If you’ve ever taken the time to read the nutrition labels on food packages, you probably had one of several reactions:
- Wow, I need glasses to see the tiny print.
- What the heck do these mean anyway?
- Why should I care?
Here are a few tips to help bring a little clarity to your food purchasing dilemmas.
(Family Features) Take a trip to the grocery store and you’ll encounter miles of aisles stocked with thousands of food products. Every product has a story to tell or better yet, sell. Information printed on packages is helpful but it’s often confusing and even a bit misleading.
While lists of ingredients and the Nutrition Facts panel are there to help shoppers choose foods to fit their nutritional needs, it’s not always easy to interpret. Learning how to decode the jumble of numbers and percentages is the first step in shopping for healthier foods.
“The best guide for making decisions affecting your diet is the nutrition facts panel, which is regulated by the FDA and for meats and poultry by the USDA,” said Carolyn O’Neil, registered dietitian and nutrition advisor for BestFoodFacts.org. “The Nutrition Facts panel lists all of the important specs, such as calories, fats, sodium, fiber, sugar and several key vitamins and minerals.”
Nutrition label 101
Here are some of O’Neil’s tips on understanding nutrition labels, so you can be a more informed consumer and make healthier decisions for your family.
- Always note serving sizes: While a food or beverage may seem like a good nutritional fit, the first thing to notice should always be the serving size.
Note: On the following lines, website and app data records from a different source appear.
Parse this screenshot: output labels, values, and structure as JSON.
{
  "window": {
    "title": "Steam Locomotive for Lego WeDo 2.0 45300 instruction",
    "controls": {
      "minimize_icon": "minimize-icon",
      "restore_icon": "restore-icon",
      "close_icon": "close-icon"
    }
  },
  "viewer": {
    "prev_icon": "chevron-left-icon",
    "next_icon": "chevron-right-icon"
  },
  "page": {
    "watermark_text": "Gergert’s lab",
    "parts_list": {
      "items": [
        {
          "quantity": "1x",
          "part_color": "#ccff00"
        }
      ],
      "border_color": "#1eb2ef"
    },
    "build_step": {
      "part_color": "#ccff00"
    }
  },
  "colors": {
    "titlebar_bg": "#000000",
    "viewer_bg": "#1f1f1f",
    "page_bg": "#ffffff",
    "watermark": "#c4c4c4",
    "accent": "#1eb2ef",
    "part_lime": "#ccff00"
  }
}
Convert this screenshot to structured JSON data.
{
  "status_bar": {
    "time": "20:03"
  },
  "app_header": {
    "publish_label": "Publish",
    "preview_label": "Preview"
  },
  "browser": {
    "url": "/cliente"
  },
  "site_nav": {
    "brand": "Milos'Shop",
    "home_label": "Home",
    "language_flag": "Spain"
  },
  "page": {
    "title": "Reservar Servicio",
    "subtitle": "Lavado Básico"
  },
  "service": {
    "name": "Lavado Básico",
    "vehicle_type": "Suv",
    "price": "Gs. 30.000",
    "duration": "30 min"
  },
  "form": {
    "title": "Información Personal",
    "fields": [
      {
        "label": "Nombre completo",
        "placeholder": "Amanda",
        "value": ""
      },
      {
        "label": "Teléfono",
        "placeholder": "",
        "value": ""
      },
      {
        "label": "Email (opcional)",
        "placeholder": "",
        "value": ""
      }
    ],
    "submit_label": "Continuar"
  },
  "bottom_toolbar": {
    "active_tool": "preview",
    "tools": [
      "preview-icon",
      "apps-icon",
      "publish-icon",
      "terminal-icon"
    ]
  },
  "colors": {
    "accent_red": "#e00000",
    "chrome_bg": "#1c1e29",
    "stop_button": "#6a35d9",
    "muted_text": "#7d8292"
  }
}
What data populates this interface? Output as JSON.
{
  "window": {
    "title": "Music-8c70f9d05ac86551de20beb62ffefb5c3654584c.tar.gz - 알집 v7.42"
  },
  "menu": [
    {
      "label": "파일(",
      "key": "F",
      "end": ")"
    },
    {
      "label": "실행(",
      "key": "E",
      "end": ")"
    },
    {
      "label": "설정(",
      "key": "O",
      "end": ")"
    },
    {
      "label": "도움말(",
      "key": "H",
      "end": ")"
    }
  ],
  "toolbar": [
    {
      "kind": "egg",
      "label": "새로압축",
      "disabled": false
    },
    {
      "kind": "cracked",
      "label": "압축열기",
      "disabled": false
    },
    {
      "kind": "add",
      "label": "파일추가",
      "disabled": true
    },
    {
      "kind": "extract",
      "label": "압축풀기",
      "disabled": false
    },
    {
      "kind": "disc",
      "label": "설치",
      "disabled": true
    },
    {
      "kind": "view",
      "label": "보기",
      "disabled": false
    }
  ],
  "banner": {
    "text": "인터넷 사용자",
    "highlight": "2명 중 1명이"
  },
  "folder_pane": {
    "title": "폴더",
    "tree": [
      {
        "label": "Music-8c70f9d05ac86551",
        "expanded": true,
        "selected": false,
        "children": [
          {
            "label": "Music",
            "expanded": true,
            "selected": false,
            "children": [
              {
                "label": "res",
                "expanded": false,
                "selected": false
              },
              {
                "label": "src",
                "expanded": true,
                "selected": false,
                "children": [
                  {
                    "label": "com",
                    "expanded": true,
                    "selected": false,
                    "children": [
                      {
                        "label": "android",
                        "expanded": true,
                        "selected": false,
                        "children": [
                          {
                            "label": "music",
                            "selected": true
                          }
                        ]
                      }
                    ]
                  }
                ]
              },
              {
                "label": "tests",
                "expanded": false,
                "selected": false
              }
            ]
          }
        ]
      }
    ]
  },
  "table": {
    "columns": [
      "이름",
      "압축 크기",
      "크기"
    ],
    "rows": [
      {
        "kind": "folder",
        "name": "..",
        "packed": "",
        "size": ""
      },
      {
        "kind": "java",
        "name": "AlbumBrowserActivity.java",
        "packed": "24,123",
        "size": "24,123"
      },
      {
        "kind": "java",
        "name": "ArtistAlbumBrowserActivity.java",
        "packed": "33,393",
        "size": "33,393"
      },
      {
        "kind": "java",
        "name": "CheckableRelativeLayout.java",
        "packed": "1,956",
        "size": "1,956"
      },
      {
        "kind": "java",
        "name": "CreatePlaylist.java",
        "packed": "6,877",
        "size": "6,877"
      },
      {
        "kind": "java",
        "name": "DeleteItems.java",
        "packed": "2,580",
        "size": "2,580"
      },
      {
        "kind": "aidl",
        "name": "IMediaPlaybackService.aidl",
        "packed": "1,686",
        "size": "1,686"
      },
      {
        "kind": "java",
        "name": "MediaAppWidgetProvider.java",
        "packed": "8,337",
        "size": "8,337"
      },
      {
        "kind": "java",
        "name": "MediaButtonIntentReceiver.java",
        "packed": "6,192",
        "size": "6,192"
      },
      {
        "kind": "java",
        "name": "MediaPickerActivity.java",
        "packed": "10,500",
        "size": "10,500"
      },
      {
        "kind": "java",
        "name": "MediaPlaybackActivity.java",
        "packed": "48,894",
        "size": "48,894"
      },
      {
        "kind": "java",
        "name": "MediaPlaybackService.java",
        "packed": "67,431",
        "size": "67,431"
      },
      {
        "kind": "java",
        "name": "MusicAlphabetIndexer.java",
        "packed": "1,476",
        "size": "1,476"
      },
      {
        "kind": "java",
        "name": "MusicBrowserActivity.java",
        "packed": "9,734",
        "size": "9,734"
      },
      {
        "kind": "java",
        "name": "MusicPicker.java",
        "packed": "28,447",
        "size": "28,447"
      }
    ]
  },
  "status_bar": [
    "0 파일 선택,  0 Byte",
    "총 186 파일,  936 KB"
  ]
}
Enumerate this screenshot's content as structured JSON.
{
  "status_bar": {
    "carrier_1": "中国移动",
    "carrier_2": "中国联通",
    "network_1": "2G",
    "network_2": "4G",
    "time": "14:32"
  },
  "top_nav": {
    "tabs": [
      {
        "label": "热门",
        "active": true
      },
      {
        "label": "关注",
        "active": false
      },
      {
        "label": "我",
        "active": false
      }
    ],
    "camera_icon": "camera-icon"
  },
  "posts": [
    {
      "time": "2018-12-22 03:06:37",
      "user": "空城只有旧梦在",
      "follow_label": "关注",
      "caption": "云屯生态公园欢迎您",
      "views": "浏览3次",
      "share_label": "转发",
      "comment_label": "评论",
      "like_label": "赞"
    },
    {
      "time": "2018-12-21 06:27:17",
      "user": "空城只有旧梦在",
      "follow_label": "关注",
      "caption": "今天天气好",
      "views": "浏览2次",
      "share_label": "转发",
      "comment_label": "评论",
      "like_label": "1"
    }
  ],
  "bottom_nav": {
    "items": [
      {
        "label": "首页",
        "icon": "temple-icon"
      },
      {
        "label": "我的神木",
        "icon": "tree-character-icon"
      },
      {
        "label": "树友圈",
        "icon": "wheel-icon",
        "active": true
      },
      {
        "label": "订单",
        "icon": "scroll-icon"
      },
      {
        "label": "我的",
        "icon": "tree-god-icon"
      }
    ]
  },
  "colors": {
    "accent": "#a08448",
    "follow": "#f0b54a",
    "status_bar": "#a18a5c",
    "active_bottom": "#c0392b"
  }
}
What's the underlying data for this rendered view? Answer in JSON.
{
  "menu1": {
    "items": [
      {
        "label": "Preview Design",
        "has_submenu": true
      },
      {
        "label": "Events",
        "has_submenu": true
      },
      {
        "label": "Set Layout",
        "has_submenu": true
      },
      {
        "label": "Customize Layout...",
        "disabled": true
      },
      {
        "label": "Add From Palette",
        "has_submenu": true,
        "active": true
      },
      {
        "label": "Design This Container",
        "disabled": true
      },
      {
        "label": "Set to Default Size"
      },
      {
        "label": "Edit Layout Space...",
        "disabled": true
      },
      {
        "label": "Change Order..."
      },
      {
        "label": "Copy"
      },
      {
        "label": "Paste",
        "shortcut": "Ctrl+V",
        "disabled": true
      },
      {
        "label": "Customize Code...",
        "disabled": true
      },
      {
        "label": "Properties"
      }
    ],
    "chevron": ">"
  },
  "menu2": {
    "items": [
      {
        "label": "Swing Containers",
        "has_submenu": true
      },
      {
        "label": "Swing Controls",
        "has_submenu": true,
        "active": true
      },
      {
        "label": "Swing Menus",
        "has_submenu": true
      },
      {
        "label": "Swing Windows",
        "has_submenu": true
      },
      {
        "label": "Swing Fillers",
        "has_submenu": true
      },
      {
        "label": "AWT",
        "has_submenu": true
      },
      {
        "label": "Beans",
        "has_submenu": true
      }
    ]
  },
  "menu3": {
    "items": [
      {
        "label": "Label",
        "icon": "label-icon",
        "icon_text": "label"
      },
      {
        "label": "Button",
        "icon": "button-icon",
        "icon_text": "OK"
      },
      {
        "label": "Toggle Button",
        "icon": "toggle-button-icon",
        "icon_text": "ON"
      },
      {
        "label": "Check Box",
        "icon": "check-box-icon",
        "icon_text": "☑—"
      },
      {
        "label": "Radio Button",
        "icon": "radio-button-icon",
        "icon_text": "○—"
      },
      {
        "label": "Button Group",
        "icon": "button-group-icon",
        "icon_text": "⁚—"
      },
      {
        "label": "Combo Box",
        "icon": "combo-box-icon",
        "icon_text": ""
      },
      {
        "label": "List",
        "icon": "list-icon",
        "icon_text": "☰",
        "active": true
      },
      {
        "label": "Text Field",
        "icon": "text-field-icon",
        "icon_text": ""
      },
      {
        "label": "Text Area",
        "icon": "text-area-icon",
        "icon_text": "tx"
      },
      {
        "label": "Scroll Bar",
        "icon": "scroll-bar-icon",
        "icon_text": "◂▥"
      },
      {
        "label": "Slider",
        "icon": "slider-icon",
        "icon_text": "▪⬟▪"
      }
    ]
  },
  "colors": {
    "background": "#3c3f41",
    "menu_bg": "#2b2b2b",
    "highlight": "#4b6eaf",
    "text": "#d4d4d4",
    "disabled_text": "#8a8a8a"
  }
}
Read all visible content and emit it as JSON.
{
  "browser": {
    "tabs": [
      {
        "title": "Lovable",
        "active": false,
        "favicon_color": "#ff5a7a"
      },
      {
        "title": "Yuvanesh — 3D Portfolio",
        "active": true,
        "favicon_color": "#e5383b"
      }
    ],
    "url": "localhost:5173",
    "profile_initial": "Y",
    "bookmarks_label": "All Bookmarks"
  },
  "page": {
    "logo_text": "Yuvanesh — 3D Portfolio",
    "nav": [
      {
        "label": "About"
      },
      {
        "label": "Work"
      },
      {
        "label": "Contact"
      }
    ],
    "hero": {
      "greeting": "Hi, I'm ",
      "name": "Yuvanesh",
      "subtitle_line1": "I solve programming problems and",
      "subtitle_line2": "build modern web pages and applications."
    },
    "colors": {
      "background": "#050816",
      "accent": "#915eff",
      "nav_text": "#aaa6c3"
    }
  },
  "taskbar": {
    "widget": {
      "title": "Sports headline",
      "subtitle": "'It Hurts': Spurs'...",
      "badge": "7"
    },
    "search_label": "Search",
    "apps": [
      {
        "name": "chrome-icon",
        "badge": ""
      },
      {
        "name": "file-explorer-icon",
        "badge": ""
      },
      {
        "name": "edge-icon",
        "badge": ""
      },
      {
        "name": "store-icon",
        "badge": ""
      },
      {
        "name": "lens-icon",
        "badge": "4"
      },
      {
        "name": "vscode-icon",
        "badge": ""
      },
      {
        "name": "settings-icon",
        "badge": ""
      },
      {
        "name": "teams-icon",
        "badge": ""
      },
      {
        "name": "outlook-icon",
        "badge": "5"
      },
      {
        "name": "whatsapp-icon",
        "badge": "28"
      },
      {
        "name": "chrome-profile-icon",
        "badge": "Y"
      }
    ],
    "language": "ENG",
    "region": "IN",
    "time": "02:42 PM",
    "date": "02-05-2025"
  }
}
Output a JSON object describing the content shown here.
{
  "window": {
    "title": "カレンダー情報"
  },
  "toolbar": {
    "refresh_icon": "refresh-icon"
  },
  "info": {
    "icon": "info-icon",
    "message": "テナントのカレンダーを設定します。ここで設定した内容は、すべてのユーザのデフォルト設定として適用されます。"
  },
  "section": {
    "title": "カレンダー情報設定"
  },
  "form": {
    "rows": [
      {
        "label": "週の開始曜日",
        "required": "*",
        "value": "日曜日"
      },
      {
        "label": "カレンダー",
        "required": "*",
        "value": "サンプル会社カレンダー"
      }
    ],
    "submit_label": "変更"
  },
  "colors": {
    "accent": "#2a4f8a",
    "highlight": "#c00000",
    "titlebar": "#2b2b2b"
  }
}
Watch out because if you read that a serving contains 100 calories, for instance, that may be for 8 ounces of a juice beverage and the container may hold 16 ounces.
- Be aware of unhealthy contents: If looking to limit fat, sodium and sugar, pay close attention to these call outs on the label. Some foods might deliver more than your daily limit for sodium! Remember that trans fat should be avoided completely.
- Look for the good stuff: A healthy diet consists of vitamins and nutrients which nutrition labels also spell out. Go for foods that are good sources of the good guys – dietary fiber, vitamins A and C, calcium, iron and potassium.
- Don’t be fooled by healthy looks: While package design may illustrate people engaging in healthful activities, pretty farm scenes and adorned with “healthy” words, note that the FDA does not regulate the use of creative brand names. As always, it is the nutrition facts label where a consumer can see what’s really inside. (Remember, the word ‘natural’ on a label these days could just as easily be ‘green washing’ as it could be natural. Better to learn what healthy means).
- Trust health claims: The FDA closely monitors the use of health claims on food packaging. So, if you see wording such as “heart healthy,” you can be confident the company had to meet nutrition criteria set by the FDA.
Prepared with nutrition label know-how, shoppers can put this valuable information to work to make food shopping easier on the next trip to supermarket. For other tips visit www.BestFoodFacts.org.